This may be applicable to Goodwes, maybe more general. I don’t know. I share it here as a lesson learned and that somebody may not have to learn in future. And maybe because somebody who really understands the Goodwe ES inverters may offer corrections & further enlightenment.
Saturday morning we had an early morning outage (not load shedding). Round about 9AM. It was a clear, sunny day, but look…
If you’re not familiar with SEMS portal, the blue line is PV being drawn from the panels, green line is SOC, orange line is load.
PV drops just as the outage begins. You can’t see the blue line because it is on the zero axis, behind other lines.
Now I have for some time run my Goodwe in “Eco” mode. This allows you to set time slots during which the battery will discharge or charge. I have it set for one charge slot - 15:00 to 16:00. This so that on overcast days my battery gets an afternoon charge and I am good for the evening.
So the first thing I checked was the front panel of the Goodwe. This has an LED to show if either of the PV strings is active. It was burning a solid blue - so it could “see” both strings. I checked the Goodwe app - it showed 250 odd volts on each string, but no current.
OK… this should have led me away from the path that I was about to follow but I
- Turned both the PV breakers off (LED went out).
- Checked the fuses with a multimeter - they are good.
- Replaced the fuses, checking they were located correctly.
- Turned the breakers both on.
Well maybe it’s going to kick start something. But it didn’t. The app still reported 250 odd volts and no current. The LED still burned., No PV was being drawn.
At this point I start googling for after hours PV troubleshooters. There don’t see to be any. So now what?
Had I played with any settings lately? No. This is against my religion. I don’t touch that stuff. Also the Freedom Won BMS will override any changes I make on the battery side (spoil sports!).
So I changed the mode from “eco” to “off grid” because, really, I am off grid.
Bingo! It starts drawing PV and charging the batteries again.
In for a penny, in for a pound. I now changed it back to “general” mode. In this mode it uses PV, battery, grid in that order. Now when the grid comes back the inverter will know and can use it if it needs to.
But now I started thinking back to another recent incident. Thursday just gone.

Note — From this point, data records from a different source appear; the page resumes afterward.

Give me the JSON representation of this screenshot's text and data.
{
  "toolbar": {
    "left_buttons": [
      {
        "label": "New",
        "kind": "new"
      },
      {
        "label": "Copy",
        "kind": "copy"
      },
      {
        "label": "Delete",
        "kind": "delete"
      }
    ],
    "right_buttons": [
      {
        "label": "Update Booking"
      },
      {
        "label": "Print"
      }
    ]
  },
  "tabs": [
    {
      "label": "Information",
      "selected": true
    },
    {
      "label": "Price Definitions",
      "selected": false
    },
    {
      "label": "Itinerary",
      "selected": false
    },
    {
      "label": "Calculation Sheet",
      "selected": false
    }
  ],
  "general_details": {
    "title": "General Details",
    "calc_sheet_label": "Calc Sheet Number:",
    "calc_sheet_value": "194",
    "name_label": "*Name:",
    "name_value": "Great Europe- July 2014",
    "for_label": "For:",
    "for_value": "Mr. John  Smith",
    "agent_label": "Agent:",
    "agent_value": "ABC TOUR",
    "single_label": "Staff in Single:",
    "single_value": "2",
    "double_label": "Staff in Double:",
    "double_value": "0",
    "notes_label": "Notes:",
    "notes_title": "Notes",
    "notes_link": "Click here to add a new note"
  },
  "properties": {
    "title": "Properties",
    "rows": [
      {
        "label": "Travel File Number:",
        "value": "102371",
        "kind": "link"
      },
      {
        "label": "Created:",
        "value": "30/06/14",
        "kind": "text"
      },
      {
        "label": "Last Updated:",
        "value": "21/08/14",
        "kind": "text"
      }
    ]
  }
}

So now the PV is up and down and the battery is actually discharging more than it is charging. I checked the Goodwe app, and the incoming voltage is low. Alternating between mid 180s and low 200s. The Goodwe, with safety code set to “South Africa”, disconnects from the grid at around 195V. It reconnects at about 200. The change I made here was to switch it to the “50Hz default” safety code. Set like this, the Goodwe doesn’t care what’s coming in as long as it’s above 170 and it’s at 50Hz. You can see the problem going away.
So I should have put two and two together here: When the inverter is in eco mode, when the time is not within a charge slot, and when it doesn’t accept or get any grid input, it doesn’t take any PV, no matter how much is available.
Later in the day, with voltage back but still low, I changed safety code to “South Africa” and inverter mode to “eco”. Straight away the PV drops to zero (inverter not getting any grid power).
I then put the inverter back into “general” mode and turned off the main breaker for the property. The drawing of PV was unaffected.
This was still strange to me, because I had the inverter stuck in eco mode with that single 15:00 to 16:00 charge slot for over a year. But looking back through the history on SEMS I found smoking guns. Like this one
Conclusion: If the following conditions are in place
- Inverter in eco mode
- The time of day is outside of a charge time as per eco mode
- No grid coming into inverter (for whatever reason)
Then the inverter will not draw any PV. Possibly until a charge cycle/time slot is entered.
So I am leaving my Goodwe inverter in general mode, unless I have to charge from grid.
I had left it stuck in eco mode because you can change modes remotely, it’s a security blanket, and because I was too lazy to change the mode every day.